>>

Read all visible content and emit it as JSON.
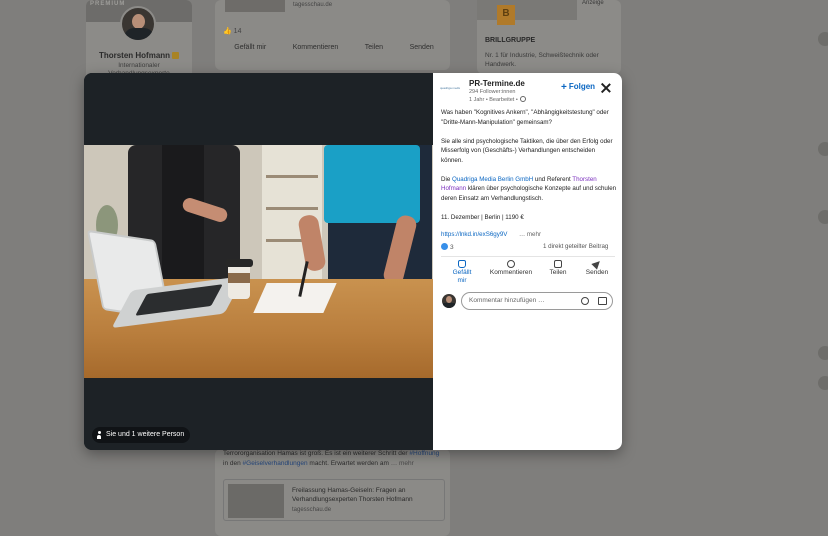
{
  "background": {
    "profile": {
      "premium_label": "PREMIUM",
      "name": "Thorsten Hofmann",
      "subtitle_line1": "Internationaler",
      "subtitle_line2": "Verhandlungsexperte"
    },
    "feed_top": {
      "source": "tagesschau.de",
      "reaction_count": "14",
      "actions": [
        "Gefällt mir",
        "Kommentieren",
        "Teilen",
        "Senden"
      ]
    },
    "ad": {
      "label": "Anzeige",
      "logo_letter": "B",
      "company": "BRILLGRUPPE",
      "description": "Nr. 1 für Industrie, Schweißtechnik oder Handwerk."
    },
    "feed_bottom": {
      "text_line1": "Terrororganisation Hamas ist groß. Es ist ein weiterer Schritt der",
      "hashtag1": "#Hoffnung",
      "text_line2a": "in den",
      "hashtag2": "#Geiselverhandlungen",
      "text_line2b": "macht. Erwartet werden am",
      "more": "… mehr",
      "link_title": "Freilassung Hamas-Geiseln: Fragen an Verhandlungsexperten Thorsten Hofmann",
      "link_source": "tagesschau.de"
    }
  },
  "modal": {
    "tag_pill": "Sie und 1 weitere Person",
    "company": {
      "logo_text": "quadriga media",
      "name": "PR-Termine.de",
      "followers": "294 Follower:innen",
      "meta": "1 Jahr • Bearbeitet •"
    },
    "follow_label": "Folgen",
    "post": {
      "p1": "Was haben \"Kognitives Ankern\", \"Abhängigkeitstestung\" oder \"Dritte-Mann-Manipulation\" gemeinsam?",
      "p2": "Sie alle sind psychologische Taktiken, die über den Erfolg oder Misserfolg von (Geschäfts-) Verhandlungen entscheiden können.",
      "p3_before": "Die ",
      "p3_link": "Quadriga Media Berlin GmbH",
      "p3_mid": " und Referent ",
      "p3_mention": "Thorsten Hofmann",
      "p3_after": " klären über psychologische Konzepte auf und schulen deren Einsatz am Verhandlungstisch.",
      "p4": "11. Dezember | Berlin | 1190 €",
      "url": "https://lnkd.in/exS6gy9V",
      "more": "… mehr"
    },
    "stats": {
      "reactions": "3",
      "reposts": "1 direkt geteilter Beitrag"
    },
    "actions": {
      "like_line1": "Gefällt",
      "like_line2": "mir",
      "comment": "Kommentieren",
      "repost": "Teilen",
      "send": "Senden"
    },
    "comment_placeholder": "Kommentar hinzufügen …"
  }
}
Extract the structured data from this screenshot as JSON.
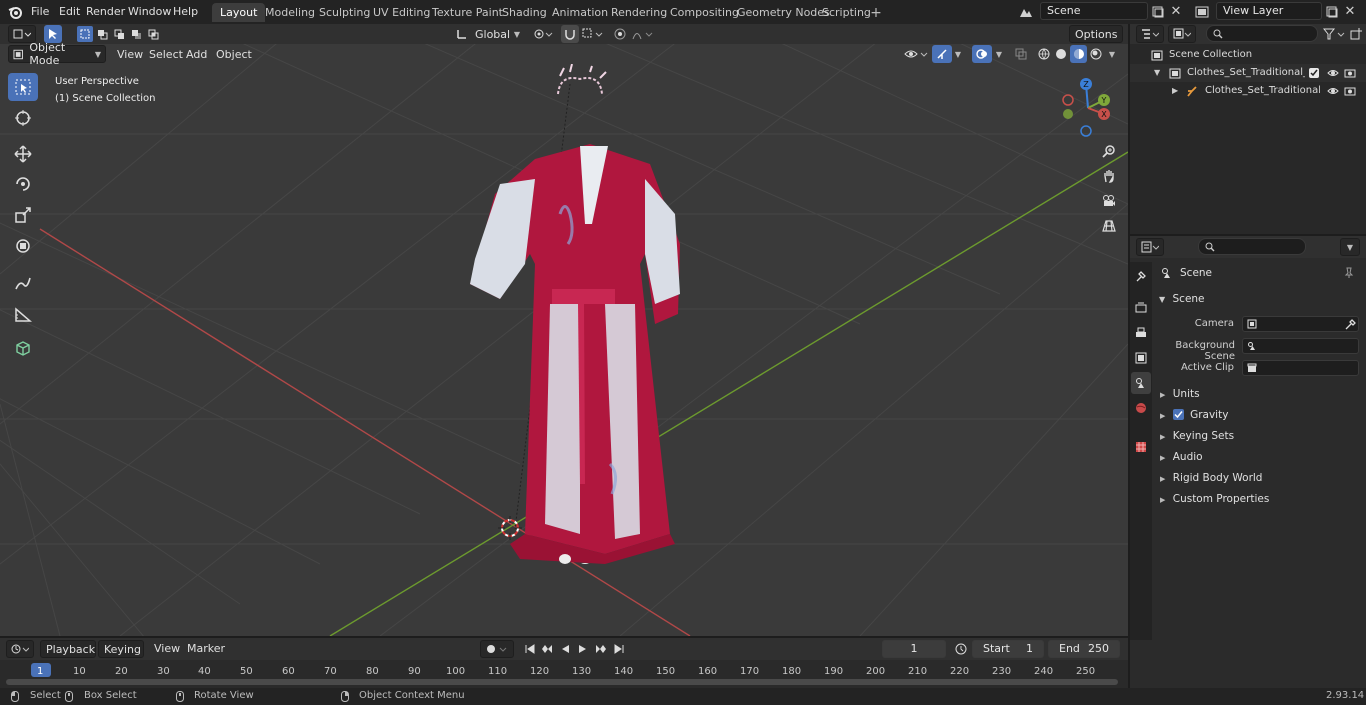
{
  "top_menu": {
    "file": "File",
    "edit": "Edit",
    "render": "Render",
    "window": "Window",
    "help": "Help"
  },
  "workspace_tabs": [
    "Layout",
    "Modeling",
    "Sculpting",
    "UV Editing",
    "Texture Paint",
    "Shading",
    "Animation",
    "Rendering",
    "Compositing",
    "Geometry Nodes",
    "Scripting"
  ],
  "active_tab": "Layout",
  "scene_name": "Scene",
  "view_layer": "View Layer",
  "viewport_header": {
    "mode": "Object Mode",
    "view": "View",
    "select": "Select",
    "add": "Add",
    "object": "Object",
    "orientation": "Global",
    "options": "Options"
  },
  "viewport_overlay": {
    "perspective": "User Perspective",
    "collection": "(1) Scene Collection"
  },
  "gizmo": {
    "x": "X",
    "y": "Y",
    "z": "Z"
  },
  "outliner": {
    "root": "Scene Collection",
    "items": [
      {
        "label": "Clothes_Set_Traditional_Chine"
      },
      {
        "label": "Clothes_Set_Traditional_("
      }
    ]
  },
  "properties": {
    "breadcrumb": "Scene",
    "section": "Scene",
    "fields": [
      {
        "label": "Camera",
        "value": ""
      },
      {
        "label": "Background Scene",
        "value": ""
      },
      {
        "label": "Active Clip",
        "value": ""
      }
    ],
    "panels": [
      "Units",
      "Gravity",
      "Keying Sets",
      "Audio",
      "Rigid Body World",
      "Custom Properties"
    ],
    "gravity_checked": true
  },
  "timeline": {
    "playback": "Playback",
    "keying": "Keying",
    "view": "View",
    "marker": "Marker",
    "current_frame": "1",
    "start_label": "Start",
    "start": "1",
    "end_label": "End",
    "end": "250",
    "ticks": [
      "1",
      "10",
      "20",
      "30",
      "40",
      "50",
      "60",
      "70",
      "80",
      "90",
      "100",
      "110",
      "120",
      "130",
      "140",
      "150",
      "160",
      "170",
      "180",
      "190",
      "200",
      "210",
      "220",
      "230",
      "240",
      "250"
    ]
  },
  "statusbar": {
    "select": "Select",
    "box_select": "Box Select",
    "rotate_view": "Rotate View",
    "context_menu": "Object Context Menu",
    "version": "2.93.14"
  },
  "colors": {
    "accent": "#4a72b8",
    "x_axis": "#c8504a",
    "y_axis": "#7fa83a",
    "z_axis": "#3a7fd8",
    "robe_red": "#b0173e",
    "robe_white": "#d9dde6"
  }
}
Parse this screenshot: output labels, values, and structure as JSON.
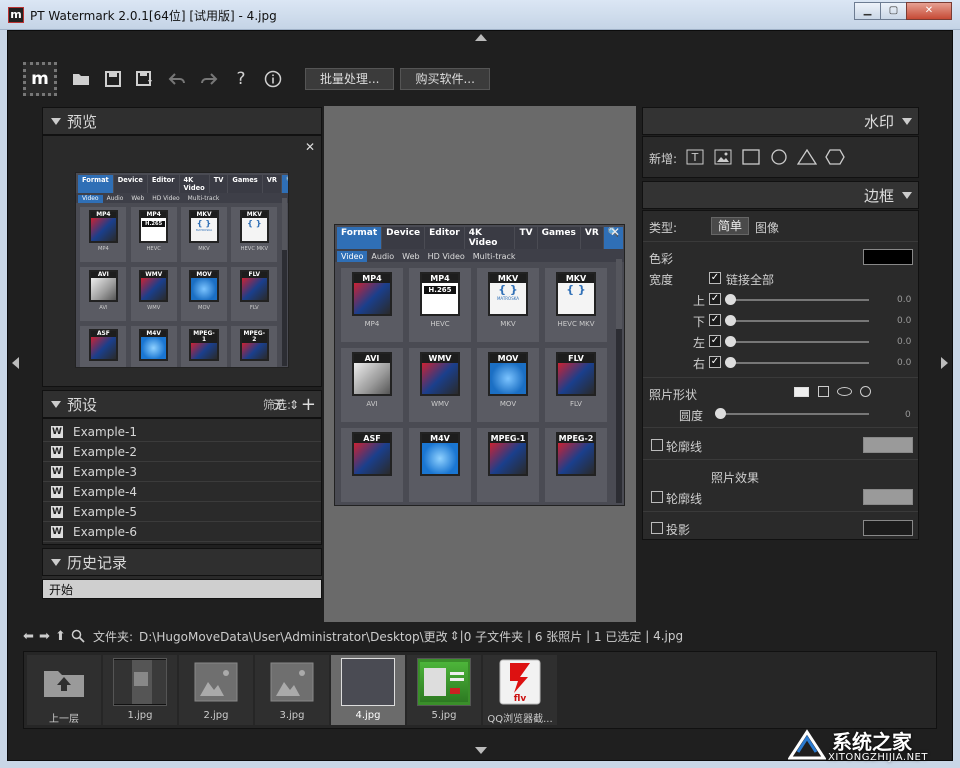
{
  "window": {
    "title": "PT Watermark 2.0.1[64位] [试用版] - 4.jpg",
    "controls": [
      "minimize",
      "maximize",
      "close"
    ]
  },
  "toolbar": {
    "logo_letter": "m",
    "icons": [
      "open-folder-icon",
      "save-icon",
      "save-as-icon",
      "undo-icon",
      "redo-icon",
      "help-icon",
      "info-icon"
    ],
    "batch_label": "批量处理...",
    "buy_label": "购买软件..."
  },
  "preview_panel": {
    "title": "预览"
  },
  "presets_panel": {
    "title": "预设",
    "filter_label": "筛选:",
    "filter_value": "无",
    "items": [
      "Example-1",
      "Example-2",
      "Example-3",
      "Example-4",
      "Example-5",
      "Example-6"
    ]
  },
  "history_panel": {
    "title": "历史记录",
    "items": [
      "开始"
    ]
  },
  "image_content": {
    "tabs": [
      "Format",
      "Device",
      "Editor",
      "4K Video",
      "TV",
      "Games",
      "VR"
    ],
    "active_tab": "Format",
    "subtabs": [
      "Video",
      "Audio",
      "Web",
      "HD Video",
      "Multi-track"
    ],
    "active_subtab": "Video",
    "tiles": [
      {
        "tag": "MP4",
        "caption": "MP4"
      },
      {
        "tag": "MP4",
        "caption": "HEVC"
      },
      {
        "tag": "MKV",
        "caption": "MKV"
      },
      {
        "tag": "MKV",
        "caption": "HEVC MKV"
      },
      {
        "tag": "AVI",
        "caption": "AVI"
      },
      {
        "tag": "WMV",
        "caption": "WMV"
      },
      {
        "tag": "MOV",
        "caption": "MOV"
      },
      {
        "tag": "FLV",
        "caption": "FLV"
      },
      {
        "tag": "ASF",
        "caption": ""
      },
      {
        "tag": "M4V",
        "caption": ""
      },
      {
        "tag": "MPEG-1",
        "caption": ""
      },
      {
        "tag": "MPEG-2",
        "caption": ""
      }
    ],
    "hevc_badge": "H.265",
    "matroska_label": "MATROSKA"
  },
  "watermark_panel": {
    "title": "水印",
    "add_label": "新增:",
    "add_icons": [
      "text-icon",
      "image-icon",
      "rectangle-icon",
      "circle-icon",
      "triangle-icon",
      "hexagon-icon"
    ]
  },
  "border_panel": {
    "title": "边框",
    "type_label": "类型:",
    "type_options": [
      "简单",
      "图像"
    ],
    "type_selected": "简单",
    "color_label": "色彩",
    "color_value": "#000000",
    "width_label": "宽度",
    "link_all_label": "链接全部",
    "sides": [
      {
        "label": "上",
        "value": "0.0"
      },
      {
        "label": "下",
        "value": "0.0"
      },
      {
        "label": "左",
        "value": "0.0"
      },
      {
        "label": "右",
        "value": "0.0"
      }
    ],
    "photo_shape_label": "照片形状",
    "shape_options": [
      "rounded-rect-icon",
      "square-icon",
      "ellipse-icon",
      "circle-icon"
    ],
    "roundness_label": "圆度",
    "roundness_value": "0",
    "outline_label": "轮廓线",
    "outline_color": "#9a9a9a",
    "photo_effects_label": "照片效果",
    "effect_outline_label": "轮廓线",
    "effect_outline_color": "#9a9a9a",
    "shadow_label": "投影",
    "shadow_color": "#1c1c1c"
  },
  "path_bar": {
    "folder_label": "文件夹:",
    "path": "D:\\HugoMoveData\\User\\Administrator\\Desktop\\更改",
    "subfolders": "0 子文件夹",
    "photos": "6 张照片",
    "selected": "1 已选定",
    "current_file": "4.jpg"
  },
  "filmstrip": {
    "items": [
      {
        "name": "上一层",
        "kind": "up-folder-icon",
        "selected": false
      },
      {
        "name": "1.jpg",
        "kind": "screenshot",
        "selected": false
      },
      {
        "name": "2.jpg",
        "kind": "placeholder-image-icon",
        "selected": false
      },
      {
        "name": "3.jpg",
        "kind": "placeholder-image-icon",
        "selected": false
      },
      {
        "name": "4.jpg",
        "kind": "screenshot",
        "selected": true
      },
      {
        "name": "5.jpg",
        "kind": "screenshot-green",
        "selected": false
      },
      {
        "name": "QQ浏览器截...",
        "kind": "flash-flv-icon",
        "selected": false
      }
    ],
    "flv_label": "flv"
  },
  "brand": {
    "name": "系统之家",
    "url": "XITONGZHIJIA.NET"
  }
}
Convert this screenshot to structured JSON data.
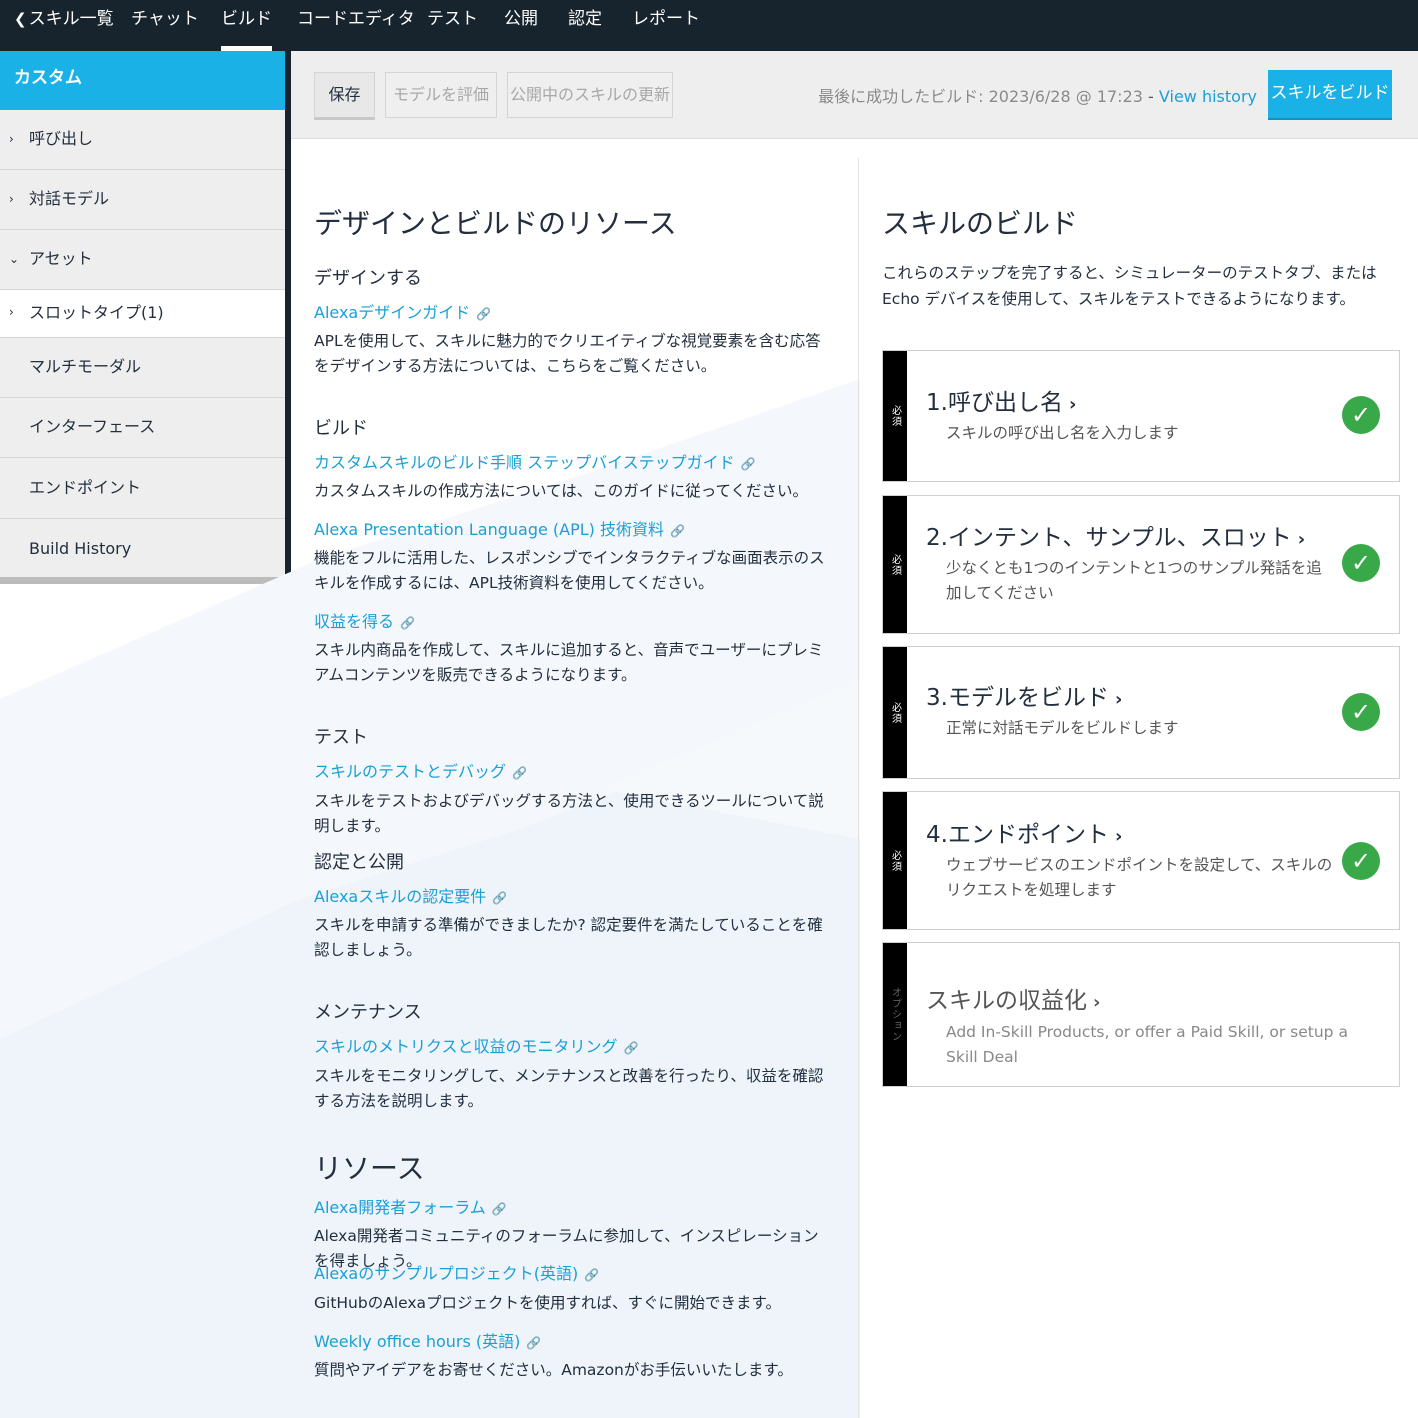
{
  "topnav": {
    "back": "スキル一覧",
    "tabs": [
      "チャット",
      "ビルド",
      "コードエディタ",
      "テスト",
      "公開",
      "認定",
      "レポート"
    ],
    "active": "ビルド"
  },
  "sidebar": {
    "header": "カスタム",
    "items": [
      {
        "label": "呼び出し",
        "chevron": "›"
      },
      {
        "label": "対話モデル",
        "chevron": "›"
      },
      {
        "label": "アセット",
        "chevron": "⌄"
      },
      {
        "label": "スロットタイプ(1)",
        "chevron": "›"
      },
      {
        "label": "マルチモーダル"
      },
      {
        "label": "インターフェース"
      },
      {
        "label": "エンドポイント"
      },
      {
        "label": "Build History"
      }
    ]
  },
  "toolbar": {
    "save": "保存",
    "evaluate": "モデルを評価",
    "update_published": "公開中のスキルの更新",
    "last_build": "最後に成功したビルド: 2023/6/28 @ 17:23",
    "separator": "-",
    "view_history": "View history",
    "build": "スキルをビルド"
  },
  "resources": {
    "title": "デザインとビルドのリソース",
    "design": {
      "heading": "デザインする",
      "link": "Alexaデザインガイド",
      "desc": "APLを使用して、スキルに魅力的でクリエイティブな視覚要素を含む応答をデザインする方法については、こちらをご覧ください。"
    },
    "build": {
      "heading": "ビルド",
      "link1": "カスタムスキルのビルド手順 ステップバイステップガイド",
      "desc1": "カスタムスキルの作成方法については、このガイドに従ってください。",
      "link2": "Alexa Presentation Language (APL) 技術資料",
      "desc2": "機能をフルに活用した、レスポンシブでインタラクティブな画面表示のスキルを作成するには、APL技術資料を使用してください。",
      "link3": "収益を得る",
      "desc3": "スキル内商品を作成して、スキルに追加すると、音声でユーザーにプレミアムコンテンツを販売できるようになります。"
    },
    "test": {
      "heading": "テスト",
      "link": "スキルのテストとデバッグ",
      "desc": "スキルをテストおよびデバッグする方法と、使用できるツールについて説明します。"
    },
    "cert": {
      "heading": "認定と公開",
      "link": "Alexaスキルの認定要件",
      "desc": "スキルを申請する準備ができましたか? 認定要件を満たしていることを確認しましょう。"
    },
    "maint": {
      "heading": "メンテナンス",
      "link": "スキルのメトリクスと収益のモニタリング",
      "desc": "スキルをモニタリングして、メンテナンスと改善を行ったり、収益を確認する方法を説明します。"
    },
    "res": {
      "title": "リソース",
      "link1": "Alexa開発者フォーラム",
      "desc1": "Alexa開発者コミュニティのフォーラムに参加して、インスピレーションを得ましょう。",
      "link2": "Alexaのサンプルプロジェクト(英語)",
      "desc2": "GitHubのAlexaプロジェクトを使用すれば、すぐに開始できます。",
      "link3": "Weekly office hours (英語)",
      "desc3": "質問やアイデアをお寄せください。Amazonがお手伝いいたします。"
    }
  },
  "skill_build": {
    "title": "スキルのビルド",
    "intro": "これらのステップを完了すると、シミュレーターのテストタブ、またはEcho デバイスを使用して、スキルをテストできるようになります。",
    "steps": [
      {
        "tag": "必須",
        "title": "1.呼び出し名",
        "desc": "スキルの呼び出し名を入力します",
        "done": true
      },
      {
        "tag": "必須",
        "title": "2.インテント、サンプル、スロット",
        "desc": "少なくとも1つのインテントと1つのサンプル発話を追加してください",
        "done": true
      },
      {
        "tag": "必須",
        "title": "3.モデルをビルド",
        "desc": "正常に対話モデルをビルドします",
        "done": true
      },
      {
        "tag": "必須",
        "title": "4.エンドポイント",
        "desc": "ウェブサービスのエンドポイントを設定して、スキルのリクエストを処理します",
        "done": true
      },
      {
        "tag": "オプション",
        "title": "スキルの収益化",
        "desc": "Add In-Skill Products, or offer a Paid Skill, or setup a Skill Deal",
        "done": false
      }
    ],
    "chevron": "›",
    "check": "✓"
  },
  "colors": {
    "nav_bg": "#17242e",
    "accent": "#1ab1e6",
    "link": "#1a9fd6",
    "success": "#39a849"
  }
}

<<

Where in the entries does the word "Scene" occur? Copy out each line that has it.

◆ Result:
  "scene_name": "Scene",
    "collection": "(1) Scene Collection"
    "root": "Scene Collection",
    "breadcrumb": "Scene",
    "section": "Scene",
        "label": "Background Scene",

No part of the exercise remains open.